Shareholders will decide on December 14 who should sit on the $2.4 billion company’s board with Deckers asking them to reelect all directors and Marcato, which owns an 8.4 percent stake, seeking to throw out all 9 incumbent board members.
On Friday, advisory firm Glass Lewis recommended shareholders back management nominees. Institutional Shareholder Services, another such firm, recommended withholding votes for three Deckers directors to make room for three dissident candidates to join the board.
Marcato has been pushing hard for change at Deckers, forecasting that its shares could more than double by 2020 if it sells off pieces of its footwear business, buys back shares and overhauls executive compensation.
The company this week said it would appoint at least two independent directors by September 2018, a promise Marcato called “too little, too late.”
Glass Lewis said Marcato deserved some credit for spurring recent changes at the company but ultimately found the current board had the right experience and skills to guide the company.
“The current Deckers board has a firm handle and deeply engaged understanding of the opportunities and challenges facing the business and how to address them in a timely and sustainable manner,” the Glass Lewis report said.
ISS sounded a more critical note, writing that the “long-term trajectory of the company’s relative underperformance” argues for some level of boardroom shakeup.
Shareholders should withhold votes from Deckers’ three longest serving directors: John Perenchio, John Gibbons, and Karyn Barsa to make room for three Marcato candidates; Marcato partner Matthew Hepler, former L.L. Bean executive Steve Fuller and former Michael Kors executive Anne Waterman, ISS wrote.
This would allow newcomers to join the board without turning it over completely, something ISS said was not warranted.
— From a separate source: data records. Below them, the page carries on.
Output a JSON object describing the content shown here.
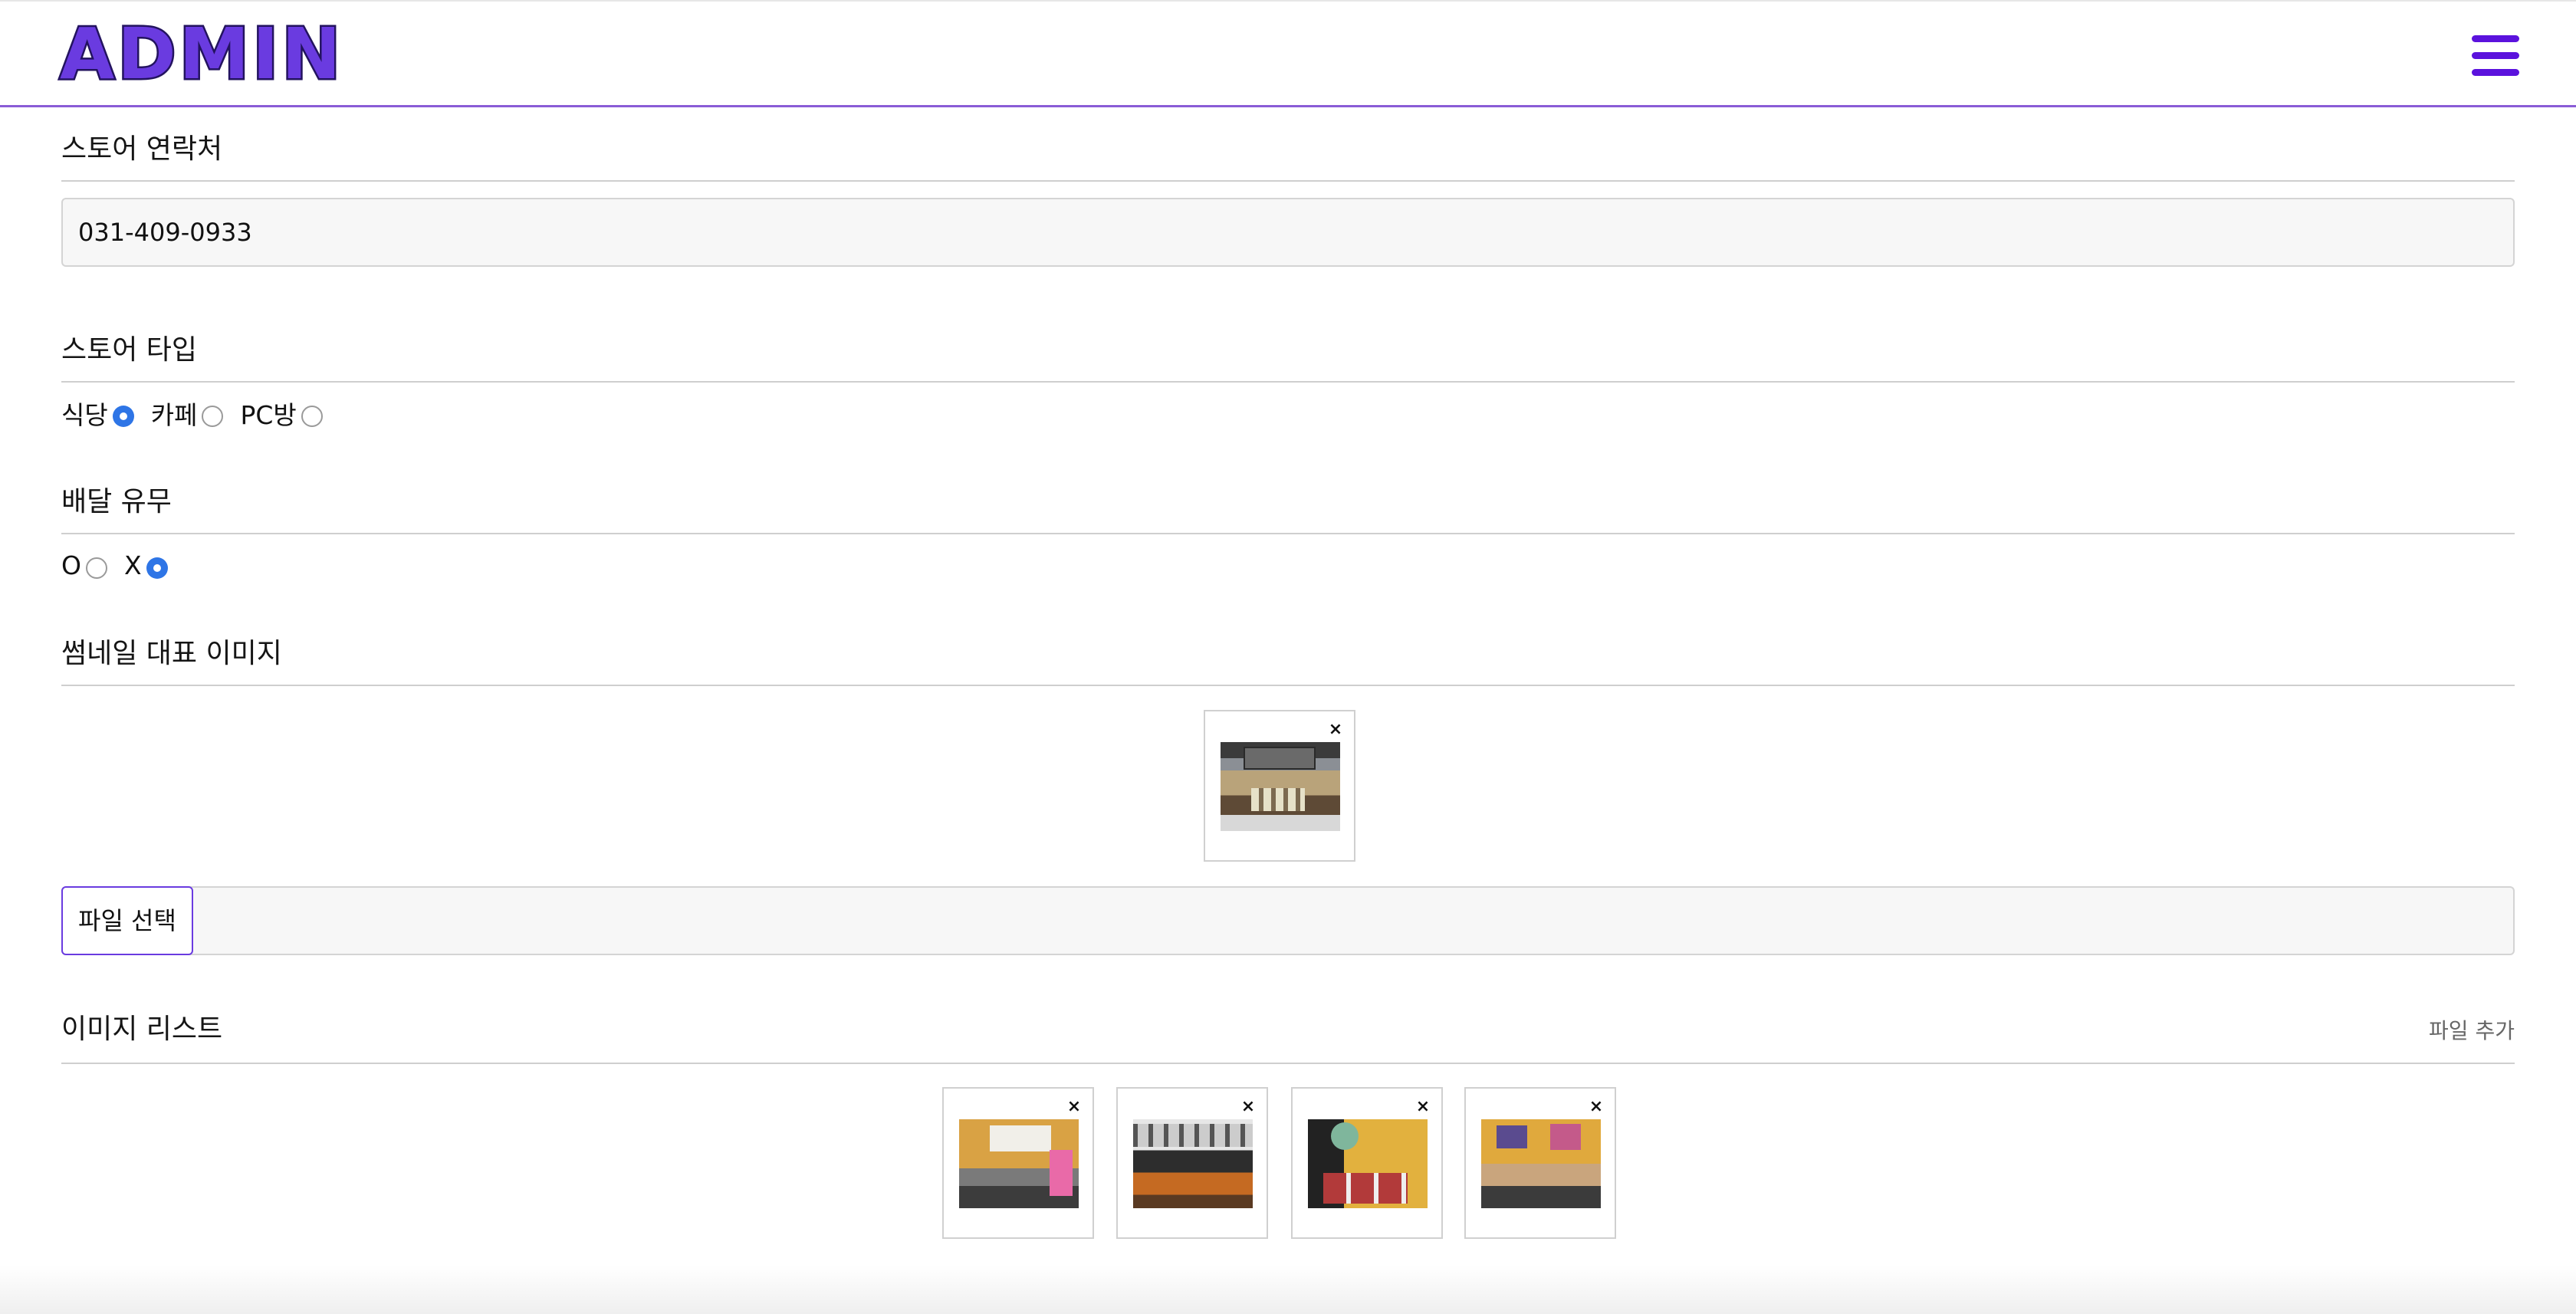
{
  "header": {
    "logo": "ADMIN",
    "menu_icon": "hamburger-menu-icon"
  },
  "contact": {
    "title": "스토어 연락처",
    "value": "031-409-0933"
  },
  "store_type": {
    "title": "스토어 타입",
    "options": [
      {
        "label": "식당",
        "checked": true
      },
      {
        "label": "카페",
        "checked": false
      },
      {
        "label": "PC방",
        "checked": false
      }
    ]
  },
  "delivery": {
    "title": "배달 유무",
    "options": [
      {
        "label": "O",
        "checked": false
      },
      {
        "label": "X",
        "checked": true
      }
    ]
  },
  "thumbnail": {
    "title": "썸네일 대표 이미지",
    "remove_label": "×",
    "file_button": "파일 선택"
  },
  "image_list": {
    "title": "이미지 리스트",
    "add_file": "파일 추가",
    "remove_label": "×"
  },
  "colors": {
    "accent": "#6a3be0",
    "menu": "#5b12dd",
    "radio_checked": "#2e75e6"
  }
}
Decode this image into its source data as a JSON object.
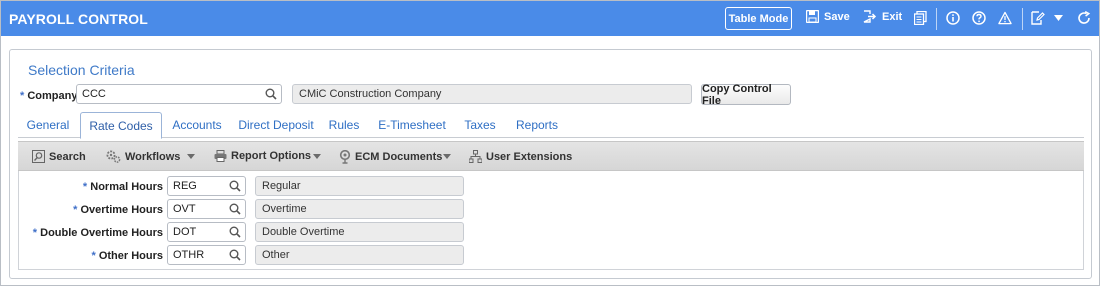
{
  "header": {
    "title": "PAYROLL CONTROL",
    "table_mode_label": "Table Mode",
    "save_label": "Save",
    "exit_label": "Exit"
  },
  "selection": {
    "title": "Selection Criteria",
    "company_label": "Company",
    "company_value": "CCC",
    "company_name": "CMiC Construction Company",
    "copy_button": "Copy Control File"
  },
  "tabs": [
    {
      "label": "General"
    },
    {
      "label": "Rate Codes"
    },
    {
      "label": "Accounts"
    },
    {
      "label": "Direct Deposit"
    },
    {
      "label": "Rules"
    },
    {
      "label": "E-Timesheet"
    },
    {
      "label": "Taxes"
    },
    {
      "label": "Reports"
    }
  ],
  "active_tab": "Rate Codes",
  "toolbar": {
    "search": "Search",
    "workflows": "Workflows",
    "report_options": "Report Options",
    "ecm_documents": "ECM Documents",
    "user_extensions": "User Extensions"
  },
  "rate_codes": [
    {
      "label": "Normal Hours",
      "code": "REG",
      "description": "Regular"
    },
    {
      "label": "Overtime Hours",
      "code": "OVT",
      "description": "Overtime"
    },
    {
      "label": "Double Overtime Hours",
      "code": "DOT",
      "description": "Double Overtime"
    },
    {
      "label": "Other Hours",
      "code": "OTHR",
      "description": "Other"
    }
  ],
  "required_marker": "*",
  "colors": {
    "header_bg": "#4a8be8",
    "link_blue": "#2f6fc4"
  }
}
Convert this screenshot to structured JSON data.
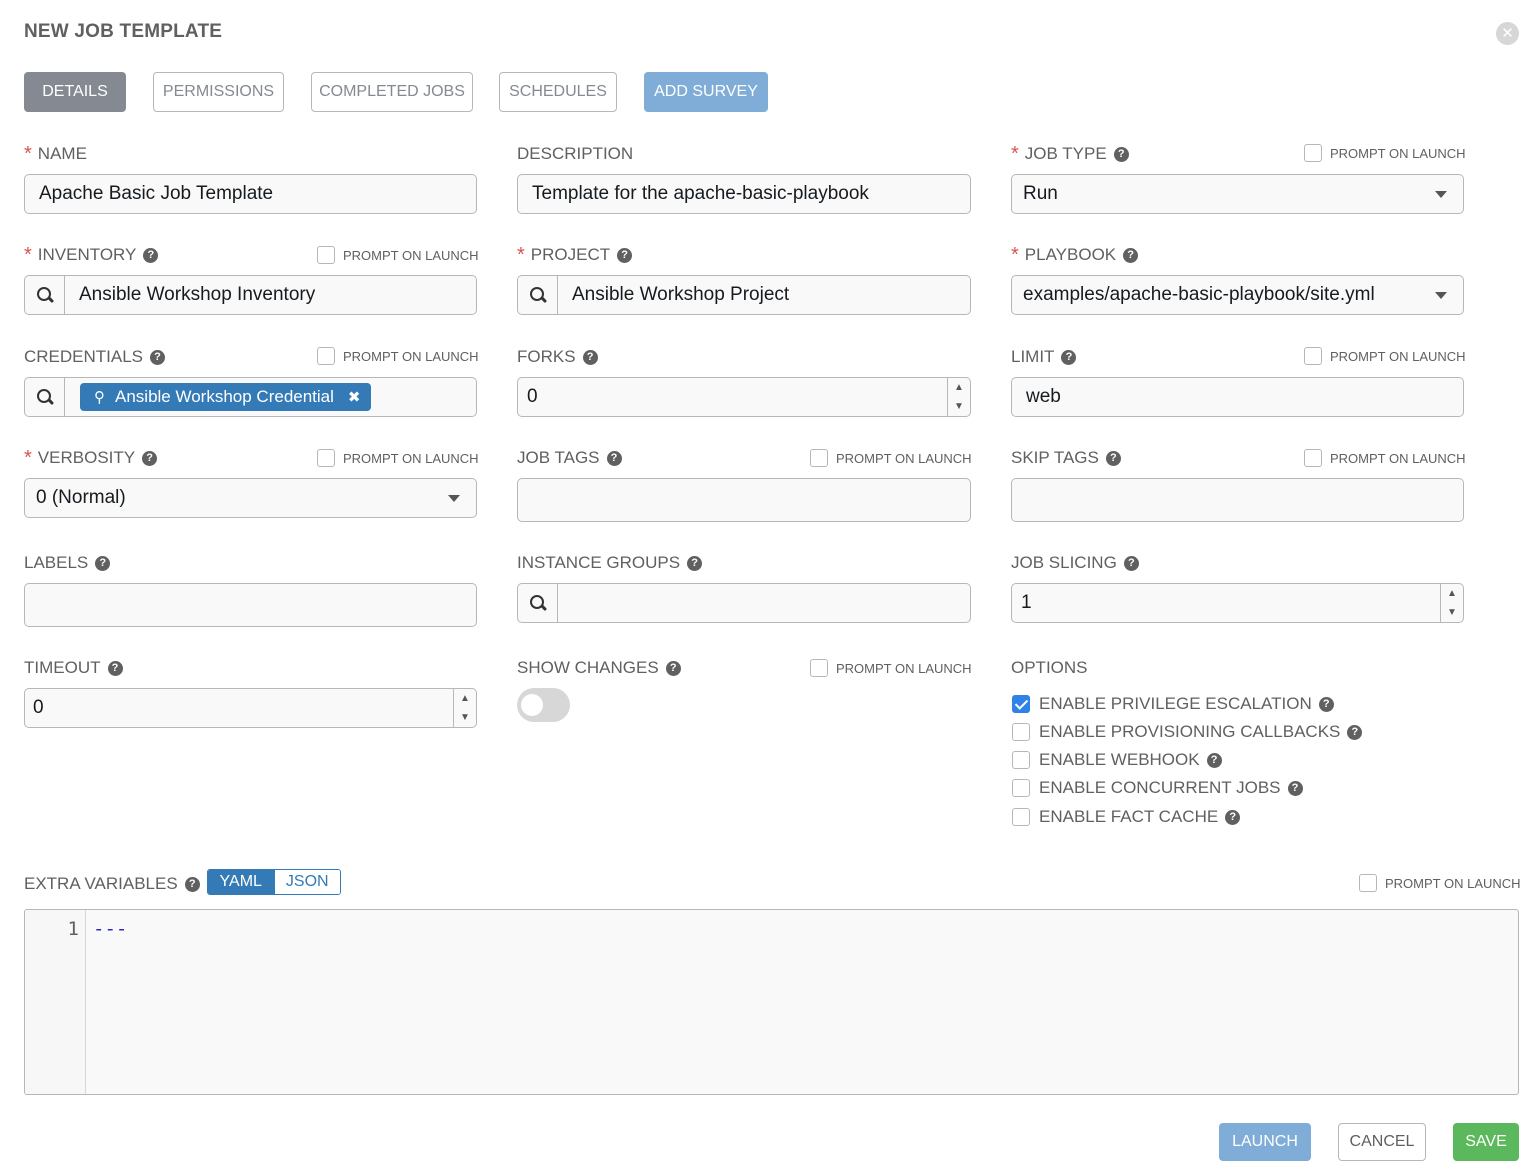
{
  "header": {
    "title": "NEW JOB TEMPLATE",
    "close_glyph": "✕"
  },
  "tabs": {
    "details": "DETAILS",
    "permissions": "PERMISSIONS",
    "completed_jobs": "COMPLETED JOBS",
    "schedules": "SCHEDULES",
    "add_survey": "ADD SURVEY"
  },
  "common": {
    "required_mark": "*",
    "help_glyph": "?",
    "prompt_on_launch": "PROMPT ON LAUNCH"
  },
  "fields": {
    "name": {
      "label": "NAME",
      "value": "Apache Basic Job Template"
    },
    "description": {
      "label": "DESCRIPTION",
      "value": "Template for the apache-basic-playbook"
    },
    "job_type": {
      "label": "JOB TYPE",
      "value": "Run"
    },
    "inventory": {
      "label": "INVENTORY",
      "value": "Ansible Workshop Inventory"
    },
    "project": {
      "label": "PROJECT",
      "value": "Ansible Workshop Project"
    },
    "playbook": {
      "label": "PLAYBOOK",
      "value": "examples/apache-basic-playbook/site.yml"
    },
    "credentials": {
      "label": "CREDENTIALS",
      "chip": "Ansible Workshop Credential",
      "chip_remove": "✖"
    },
    "forks": {
      "label": "FORKS",
      "value": "0"
    },
    "limit": {
      "label": "LIMIT",
      "value": "web"
    },
    "verbosity": {
      "label": "VERBOSITY",
      "value": "0 (Normal)"
    },
    "job_tags": {
      "label": "JOB TAGS",
      "value": ""
    },
    "skip_tags": {
      "label": "SKIP TAGS",
      "value": ""
    },
    "labels": {
      "label": "LABELS",
      "value": ""
    },
    "instance_groups": {
      "label": "INSTANCE GROUPS",
      "value": ""
    },
    "job_slicing": {
      "label": "JOB SLICING",
      "value": "1"
    },
    "timeout": {
      "label": "TIMEOUT",
      "value": "0"
    },
    "show_changes": {
      "label": "SHOW CHANGES",
      "enabled": false
    }
  },
  "spinner": {
    "up": "▲",
    "down": "▼"
  },
  "options": {
    "label": "OPTIONS",
    "items": [
      {
        "label": "ENABLE PRIVILEGE ESCALATION",
        "checked": true
      },
      {
        "label": "ENABLE PROVISIONING CALLBACKS",
        "checked": false
      },
      {
        "label": "ENABLE WEBHOOK",
        "checked": false
      },
      {
        "label": "ENABLE CONCURRENT JOBS",
        "checked": false
      },
      {
        "label": "ENABLE FACT CACHE",
        "checked": false
      }
    ]
  },
  "extra_vars": {
    "label": "EXTRA VARIABLES",
    "yaml": "YAML",
    "json": "JSON",
    "line_number": "1",
    "code": "---"
  },
  "buttons": {
    "launch": "LAUNCH",
    "cancel": "CANCEL",
    "save": "SAVE"
  },
  "colors": {
    "primary": "#337ab7",
    "success": "#5cb85c",
    "danger": "#d9534f",
    "muted_blue": "#7fadd7"
  }
}
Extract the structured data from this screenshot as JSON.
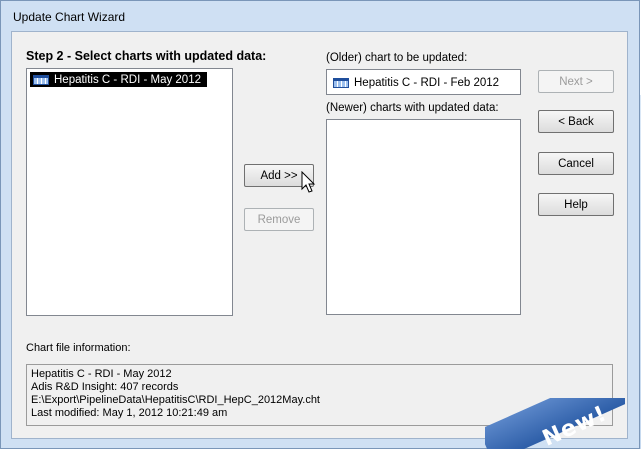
{
  "window": {
    "title": "Update Chart Wizard"
  },
  "step": {
    "title": "Step 2 - Select charts with updated data:"
  },
  "available_list": {
    "items": [
      {
        "label": "Hepatitis C - RDI - May 2012",
        "selected": true,
        "icon": "grid-icon"
      }
    ]
  },
  "older_chart": {
    "label": "(Older) chart to be updated:",
    "value": "Hepatitis C - RDI - Feb 2012",
    "icon": "grid-icon"
  },
  "newer_charts": {
    "label": "(Newer) charts with updated data:",
    "items": []
  },
  "buttons": {
    "add": "Add >>",
    "remove": "Remove",
    "next": "Next >",
    "back": "< Back",
    "cancel": "Cancel",
    "help": "Help"
  },
  "info": {
    "label": "Chart file information:",
    "lines": [
      "Hepatitis C - RDI - May 2012",
      "Adis R&D Insight: 407 records",
      "E:\\Export\\PipelineData\\HepatitisC\\RDI_HepC_2012May.cht",
      "Last modified: May 1, 2012 10:21:49 am"
    ]
  },
  "badge": {
    "text": "New!"
  },
  "colors": {
    "window_frame": "#cfe0f3",
    "client_bg": "#f0f0f0",
    "badge": "#3a6db5"
  }
}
Marcato has already won a proxy contest at Buffalo Wild Wings this year and boasts strong returns, but analysts noted its strategy of trying to replace the entire board was risky. Institutional investors often want to give management more time to fix problems.While the proxy advisory firms have long been influential, in the most recent contests, including a vote at Automatic Data Processing, their recommendations appear to have carried less weight.
Reporting by Svea Herbst-Bayliss in Boston and Gayathree Ganesan in Bengaluru; Editing by Anil D'Silva and Andrew Hay